7) Zwölf Apostelkeller: The Zwölf Apostelkeller, or Twelve Apostle’s Cellar, is a historical (and dining) gem. Our entire group of 16 students arrived on a Sunday evening to celebrate the birthday of one of our classmates. It is very unusual for businesses to be open on Sundays in Vienna, but we couldn’t have asked for a better dinner option any day of the week. Three basements (each one lower than the next, the lowest being 18 meters underground) can accommodate up to 390 people.
The origins of the building go back to the 1100s, when the bottom most cellar is said to have been constructed. The existence of the cellars and a building above, however, was first recorded in 1339. The Gothic-arched upper cellar was completed by the year 1500. In times of war, as well as during two Turkish sieges in 1529 and 1683, the three cellars served as shelter sites. From 1716 to 1721 the currently standing baroque building above was constructed by Viennese architect Lucas von Hildebrandt. It has from then on been known as the “Hildebrandthaus.”
The restaurant opened in 1952 and has since attracted not only locals and tourists, but also famous artists, painters, and poets who seek to enjoy authentic Viennese cuisine and (or so I hear) one of Vienna’s greatest selection of beer and wine. While sampling local delicacies such as potato dumplings stuffed with meat, sauerkraut, frankfurters, and blood sausage, we were serenaded by a musical duo playing the accordion and the violin. The food and music together made for a truly authentic atmosphere in a unique location.

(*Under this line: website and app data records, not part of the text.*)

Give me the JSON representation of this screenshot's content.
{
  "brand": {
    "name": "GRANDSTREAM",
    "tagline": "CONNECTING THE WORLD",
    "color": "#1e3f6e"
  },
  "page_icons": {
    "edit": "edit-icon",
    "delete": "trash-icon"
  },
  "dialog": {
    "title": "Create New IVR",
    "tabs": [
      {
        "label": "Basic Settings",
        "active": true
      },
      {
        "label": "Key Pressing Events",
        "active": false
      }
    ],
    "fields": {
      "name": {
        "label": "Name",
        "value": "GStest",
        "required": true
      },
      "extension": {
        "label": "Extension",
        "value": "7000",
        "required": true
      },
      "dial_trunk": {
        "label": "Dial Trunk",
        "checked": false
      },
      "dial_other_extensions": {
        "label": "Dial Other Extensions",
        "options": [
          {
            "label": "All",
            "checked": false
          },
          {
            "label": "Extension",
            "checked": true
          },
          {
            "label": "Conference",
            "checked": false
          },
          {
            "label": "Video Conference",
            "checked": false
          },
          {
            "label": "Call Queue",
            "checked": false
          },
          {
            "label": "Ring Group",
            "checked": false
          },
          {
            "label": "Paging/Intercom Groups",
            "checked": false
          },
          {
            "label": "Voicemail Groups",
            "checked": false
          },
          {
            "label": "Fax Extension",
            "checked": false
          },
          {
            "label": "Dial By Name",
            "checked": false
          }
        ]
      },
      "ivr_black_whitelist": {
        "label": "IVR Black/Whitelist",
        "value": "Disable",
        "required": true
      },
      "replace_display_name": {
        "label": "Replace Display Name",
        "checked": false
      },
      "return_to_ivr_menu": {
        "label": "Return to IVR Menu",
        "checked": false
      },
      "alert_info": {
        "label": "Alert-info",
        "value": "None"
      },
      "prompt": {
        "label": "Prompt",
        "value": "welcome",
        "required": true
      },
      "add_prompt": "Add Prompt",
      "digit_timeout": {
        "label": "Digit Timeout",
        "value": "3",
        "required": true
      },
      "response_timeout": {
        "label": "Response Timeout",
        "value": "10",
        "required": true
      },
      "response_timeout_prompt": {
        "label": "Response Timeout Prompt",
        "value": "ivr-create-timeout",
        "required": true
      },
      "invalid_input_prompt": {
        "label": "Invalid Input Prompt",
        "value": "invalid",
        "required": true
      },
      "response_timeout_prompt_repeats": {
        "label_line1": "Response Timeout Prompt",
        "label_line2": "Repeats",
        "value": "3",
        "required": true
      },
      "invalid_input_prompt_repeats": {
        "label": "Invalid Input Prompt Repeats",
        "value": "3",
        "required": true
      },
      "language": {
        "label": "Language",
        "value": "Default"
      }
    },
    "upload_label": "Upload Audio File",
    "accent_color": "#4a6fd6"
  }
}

~I hold this beautiful city in the palm of my hand, with all the richness of its history and culture at my disposal. And that, my friends, is what this experience is all about.